Autonomous NEXT has kept a running tally on the number of crypto funds within the space, as well as their respective estimated assets under management. Our findings indicate that over 300 funds currently exist, most of which started in 2017 and 2018, with a variety of strategies including Venture, Trading, Quant & Artificial Intelligence, Fund of Funds, Indexes, Token Baskets, Credit and Ecosystem Funds; with the majority (56%) of total AUM controlled by liquid venture funds. The inception of 61 funds in the first half of 2018 means barriers to entry such as market volatility and significant start-up costs do not pose as significant deterrents to new entrants seeking exposure into the crypto space.
Autonomous Research has found that global Fintech investments by region have grown from a total of $2.5 billion in 2012 to over $17 billion in 2016. Although there have been notable increases in investments in North America and Europe, Asia has grown most rapidly with investments in the region rising from $0.2 billion to $8.5 billion over the past 4 years.
Analysis of the share of global Fintech deals depicted by region tells us how the quantity of deals made in each region has fluctuated over recent years. North America remains the leader in Fintech deals, but has been experiencing an incrementally lower share of the total deals globally. Europe has maintained steady growth and now represents 28% of all deals, up from 22%. Asia once again has experienced the greatest growth having more than quadrupled the number of deals between 2012 and 2016. The correlation between the global share of the amount of deals and the total investments received in Asia can be explained by the fact that six of the seven largest Fintech companies come from Asia. Deals and investments from other countries remain fairly constant with only minor fluctuations.
Autonomous Research has estimated the Global Fintech Venture Capital Investment to be $17.7 billion in total capital across 1556 deals in 2016. Compared to 2015, these figures represent an 8.3% increase in total capital received by Fintech start-ups and a decrease of 6.4% in number of investments. Despite this decrease, the CAGR across 2012-2016 stands at 62% for total capital invested and 22% for deal count. As a result, we find that the average capital per deal is growing steadily and new Fintech entrepreneurs are being supported by increased venture financing.

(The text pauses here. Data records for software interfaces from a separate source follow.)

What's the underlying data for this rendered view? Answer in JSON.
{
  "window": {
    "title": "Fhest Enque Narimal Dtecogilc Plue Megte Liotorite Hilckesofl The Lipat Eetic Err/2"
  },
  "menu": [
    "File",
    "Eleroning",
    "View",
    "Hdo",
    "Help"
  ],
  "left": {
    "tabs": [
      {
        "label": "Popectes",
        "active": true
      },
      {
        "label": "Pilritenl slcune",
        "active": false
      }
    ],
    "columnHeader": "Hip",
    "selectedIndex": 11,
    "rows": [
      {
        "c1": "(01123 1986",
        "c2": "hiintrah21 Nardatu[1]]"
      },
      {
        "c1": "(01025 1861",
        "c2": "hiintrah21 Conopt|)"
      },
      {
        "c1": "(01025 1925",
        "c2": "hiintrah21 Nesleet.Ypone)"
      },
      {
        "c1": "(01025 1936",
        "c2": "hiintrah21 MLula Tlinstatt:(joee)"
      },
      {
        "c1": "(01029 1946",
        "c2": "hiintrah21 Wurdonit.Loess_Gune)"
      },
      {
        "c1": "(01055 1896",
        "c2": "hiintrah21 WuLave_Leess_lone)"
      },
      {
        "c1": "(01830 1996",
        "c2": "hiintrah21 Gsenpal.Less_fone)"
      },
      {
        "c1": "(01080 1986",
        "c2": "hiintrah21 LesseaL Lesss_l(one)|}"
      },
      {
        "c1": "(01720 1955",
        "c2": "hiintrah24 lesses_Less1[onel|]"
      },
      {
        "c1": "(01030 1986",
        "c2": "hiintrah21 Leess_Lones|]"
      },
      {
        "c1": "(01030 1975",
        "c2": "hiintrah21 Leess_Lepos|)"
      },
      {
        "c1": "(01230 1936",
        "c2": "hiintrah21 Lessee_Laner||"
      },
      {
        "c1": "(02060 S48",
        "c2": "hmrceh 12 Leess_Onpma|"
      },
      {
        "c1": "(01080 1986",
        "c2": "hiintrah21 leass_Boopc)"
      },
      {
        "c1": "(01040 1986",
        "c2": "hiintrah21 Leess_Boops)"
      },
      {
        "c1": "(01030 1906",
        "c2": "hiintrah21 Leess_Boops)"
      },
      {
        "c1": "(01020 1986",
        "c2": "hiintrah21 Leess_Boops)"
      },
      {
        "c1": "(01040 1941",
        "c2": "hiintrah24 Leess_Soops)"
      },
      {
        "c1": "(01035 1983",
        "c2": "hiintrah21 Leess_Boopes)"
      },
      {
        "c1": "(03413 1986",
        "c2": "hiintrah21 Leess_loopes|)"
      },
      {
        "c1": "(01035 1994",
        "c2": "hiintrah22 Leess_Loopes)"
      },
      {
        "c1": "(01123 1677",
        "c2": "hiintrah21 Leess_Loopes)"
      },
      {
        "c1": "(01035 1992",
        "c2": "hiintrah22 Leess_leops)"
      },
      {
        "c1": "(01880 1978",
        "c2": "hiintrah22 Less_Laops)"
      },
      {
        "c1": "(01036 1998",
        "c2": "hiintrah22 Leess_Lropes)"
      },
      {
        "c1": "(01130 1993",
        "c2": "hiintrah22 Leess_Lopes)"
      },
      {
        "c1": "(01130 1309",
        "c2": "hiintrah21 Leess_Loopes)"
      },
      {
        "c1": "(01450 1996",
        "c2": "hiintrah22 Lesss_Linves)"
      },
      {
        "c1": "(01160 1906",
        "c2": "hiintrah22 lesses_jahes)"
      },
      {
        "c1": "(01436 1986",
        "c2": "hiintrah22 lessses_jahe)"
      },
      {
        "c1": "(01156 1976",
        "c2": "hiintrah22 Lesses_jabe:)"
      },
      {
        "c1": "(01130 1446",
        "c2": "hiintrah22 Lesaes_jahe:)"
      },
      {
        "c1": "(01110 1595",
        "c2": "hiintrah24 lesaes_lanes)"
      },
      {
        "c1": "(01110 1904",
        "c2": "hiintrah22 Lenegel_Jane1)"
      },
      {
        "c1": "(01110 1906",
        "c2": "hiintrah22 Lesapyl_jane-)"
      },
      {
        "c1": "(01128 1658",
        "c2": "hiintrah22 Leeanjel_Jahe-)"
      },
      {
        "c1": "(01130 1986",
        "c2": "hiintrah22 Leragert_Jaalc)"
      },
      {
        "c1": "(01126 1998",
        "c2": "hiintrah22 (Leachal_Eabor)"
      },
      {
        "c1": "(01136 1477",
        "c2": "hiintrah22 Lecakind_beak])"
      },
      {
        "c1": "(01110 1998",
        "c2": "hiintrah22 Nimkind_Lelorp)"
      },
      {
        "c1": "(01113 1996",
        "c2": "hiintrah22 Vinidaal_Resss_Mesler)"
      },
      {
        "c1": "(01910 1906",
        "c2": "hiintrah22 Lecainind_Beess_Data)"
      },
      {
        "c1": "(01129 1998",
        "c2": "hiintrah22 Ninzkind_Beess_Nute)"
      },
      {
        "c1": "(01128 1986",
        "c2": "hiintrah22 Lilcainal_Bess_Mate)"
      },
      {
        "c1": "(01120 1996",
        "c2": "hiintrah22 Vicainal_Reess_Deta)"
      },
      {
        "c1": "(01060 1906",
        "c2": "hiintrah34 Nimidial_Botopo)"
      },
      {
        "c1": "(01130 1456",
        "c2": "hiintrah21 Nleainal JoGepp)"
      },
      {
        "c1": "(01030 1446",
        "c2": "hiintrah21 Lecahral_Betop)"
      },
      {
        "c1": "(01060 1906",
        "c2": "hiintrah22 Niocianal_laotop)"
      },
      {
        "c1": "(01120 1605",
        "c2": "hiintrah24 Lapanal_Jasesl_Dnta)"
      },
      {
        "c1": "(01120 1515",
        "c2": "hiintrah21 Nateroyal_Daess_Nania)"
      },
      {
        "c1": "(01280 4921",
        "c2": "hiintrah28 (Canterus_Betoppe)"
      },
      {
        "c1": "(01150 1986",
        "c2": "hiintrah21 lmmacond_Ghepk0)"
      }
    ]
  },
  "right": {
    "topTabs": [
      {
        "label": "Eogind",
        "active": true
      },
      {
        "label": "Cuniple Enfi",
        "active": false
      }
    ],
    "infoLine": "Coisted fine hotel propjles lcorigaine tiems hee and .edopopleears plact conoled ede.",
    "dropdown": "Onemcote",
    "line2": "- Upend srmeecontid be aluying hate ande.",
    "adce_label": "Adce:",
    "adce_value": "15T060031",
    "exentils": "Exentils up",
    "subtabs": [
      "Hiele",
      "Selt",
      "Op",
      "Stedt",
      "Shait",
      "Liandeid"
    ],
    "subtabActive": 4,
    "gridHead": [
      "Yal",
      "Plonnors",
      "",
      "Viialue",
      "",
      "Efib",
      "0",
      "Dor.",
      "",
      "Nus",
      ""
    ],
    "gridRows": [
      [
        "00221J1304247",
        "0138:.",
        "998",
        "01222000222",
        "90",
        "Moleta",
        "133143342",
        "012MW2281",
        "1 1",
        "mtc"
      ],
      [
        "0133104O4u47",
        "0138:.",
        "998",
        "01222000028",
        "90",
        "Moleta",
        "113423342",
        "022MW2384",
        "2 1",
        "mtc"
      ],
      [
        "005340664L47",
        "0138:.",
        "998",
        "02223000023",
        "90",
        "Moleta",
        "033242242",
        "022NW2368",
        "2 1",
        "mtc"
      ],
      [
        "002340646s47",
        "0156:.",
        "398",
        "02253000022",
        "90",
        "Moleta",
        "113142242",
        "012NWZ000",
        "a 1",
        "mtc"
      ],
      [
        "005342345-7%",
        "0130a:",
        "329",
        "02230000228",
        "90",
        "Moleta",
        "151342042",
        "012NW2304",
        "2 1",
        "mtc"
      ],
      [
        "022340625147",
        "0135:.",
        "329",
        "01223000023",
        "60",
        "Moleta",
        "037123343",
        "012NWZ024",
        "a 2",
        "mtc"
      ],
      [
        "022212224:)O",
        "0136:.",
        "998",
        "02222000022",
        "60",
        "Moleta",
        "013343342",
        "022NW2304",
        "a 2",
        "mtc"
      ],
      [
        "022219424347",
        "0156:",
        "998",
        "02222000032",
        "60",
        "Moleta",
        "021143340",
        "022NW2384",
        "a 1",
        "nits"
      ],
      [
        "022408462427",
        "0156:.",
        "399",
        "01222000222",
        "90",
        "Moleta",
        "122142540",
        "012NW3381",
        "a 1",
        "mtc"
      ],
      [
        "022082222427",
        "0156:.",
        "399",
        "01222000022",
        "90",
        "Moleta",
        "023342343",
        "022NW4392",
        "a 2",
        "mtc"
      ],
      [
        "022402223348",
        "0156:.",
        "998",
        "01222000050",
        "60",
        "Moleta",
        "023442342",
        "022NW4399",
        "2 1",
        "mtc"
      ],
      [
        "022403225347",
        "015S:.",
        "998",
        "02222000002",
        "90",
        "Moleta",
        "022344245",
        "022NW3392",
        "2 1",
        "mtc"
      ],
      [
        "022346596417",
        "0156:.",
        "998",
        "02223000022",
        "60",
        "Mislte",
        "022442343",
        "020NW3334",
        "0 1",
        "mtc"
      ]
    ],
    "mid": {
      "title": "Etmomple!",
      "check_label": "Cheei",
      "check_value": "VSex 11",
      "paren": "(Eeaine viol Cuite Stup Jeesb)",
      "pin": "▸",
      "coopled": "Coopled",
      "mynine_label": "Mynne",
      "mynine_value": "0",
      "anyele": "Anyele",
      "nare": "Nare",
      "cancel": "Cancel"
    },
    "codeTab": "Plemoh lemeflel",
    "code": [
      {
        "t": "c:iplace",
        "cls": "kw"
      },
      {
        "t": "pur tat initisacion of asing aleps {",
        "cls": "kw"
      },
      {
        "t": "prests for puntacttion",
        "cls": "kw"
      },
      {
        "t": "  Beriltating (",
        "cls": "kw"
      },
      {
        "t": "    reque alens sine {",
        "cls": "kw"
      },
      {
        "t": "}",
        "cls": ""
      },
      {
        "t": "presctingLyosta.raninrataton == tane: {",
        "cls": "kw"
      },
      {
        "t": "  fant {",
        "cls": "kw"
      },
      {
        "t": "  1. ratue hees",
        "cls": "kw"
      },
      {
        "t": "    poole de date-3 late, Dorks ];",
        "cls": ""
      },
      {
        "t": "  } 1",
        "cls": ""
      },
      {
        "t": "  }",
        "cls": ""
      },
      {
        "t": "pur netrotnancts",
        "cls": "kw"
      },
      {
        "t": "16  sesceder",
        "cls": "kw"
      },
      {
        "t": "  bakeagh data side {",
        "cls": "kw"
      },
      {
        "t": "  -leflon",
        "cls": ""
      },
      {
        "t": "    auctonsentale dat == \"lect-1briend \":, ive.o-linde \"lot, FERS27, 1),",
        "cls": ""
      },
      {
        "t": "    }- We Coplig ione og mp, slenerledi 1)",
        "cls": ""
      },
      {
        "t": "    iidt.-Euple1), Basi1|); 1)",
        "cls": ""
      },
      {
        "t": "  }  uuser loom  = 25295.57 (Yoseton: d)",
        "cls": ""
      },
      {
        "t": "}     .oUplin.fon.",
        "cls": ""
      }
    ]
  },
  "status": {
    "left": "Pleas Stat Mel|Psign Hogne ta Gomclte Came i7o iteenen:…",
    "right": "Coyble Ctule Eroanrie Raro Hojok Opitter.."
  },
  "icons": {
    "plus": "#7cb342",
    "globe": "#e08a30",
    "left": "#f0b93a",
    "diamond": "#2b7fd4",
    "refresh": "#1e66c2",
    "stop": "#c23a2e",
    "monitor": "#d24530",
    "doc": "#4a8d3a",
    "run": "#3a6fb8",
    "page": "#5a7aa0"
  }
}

Autonomous Research has analysed Venture Investment Activity within the digital wealth sector starting from 2008. The findings show a surge in venture funding with investments reaching $615 million in 2014 compared to $194 million in 2013. The vast majority of capital was raised in North America, giving rise to digital wealth management start-ups such as Wealthfront and Personal Capital. In 2015, venture funding doubled to $1.3billion resulting from increased investment in Asia and start-ups such as Chunhua Wealth and Wacai.com entered the scene. With considerably smaller venture activity in Europe (and other regions) and investment reductions in Asia in 2016, North America is accounting for the majority of support for digital wealth entrepreneurs.
The second chart analyses the number of companies with seeding rounds targeting digital wealth start-ups across the same time period. We find a surge in companies providing venture funding across all regions from 2014: 56 companies in 2013 to 115 in 2016. Breaking down the companies by region re-affirms that North America offers the majority of venture funding in the wealth tech sector and support of digital wealth start-ups.
Autonomous Research has analysed the Venture Activity relating to Blockchain and Bitcoin in the period 2011-2016. Our findings show a strong growth in venture funding and deals made, starting in 2013 with $75 million (75 deals). Peak investment in this period occurred in 2016 at $525 million (142 deals) with deals made declining from 195 in 2015. This suggests higher funding per deal and new start-ups are increasingly supported by venture activity, primarily in North America.
Our second chart shows a decline in the share of funding targeted at Bitcoin entrepreneurs with 42% of venture funding not focused on the currency. This is a sharp decrease from 3% in 2014 and implies a shift in interest away from Bitcoin and towards other cryptocurrency and digital ledger technology.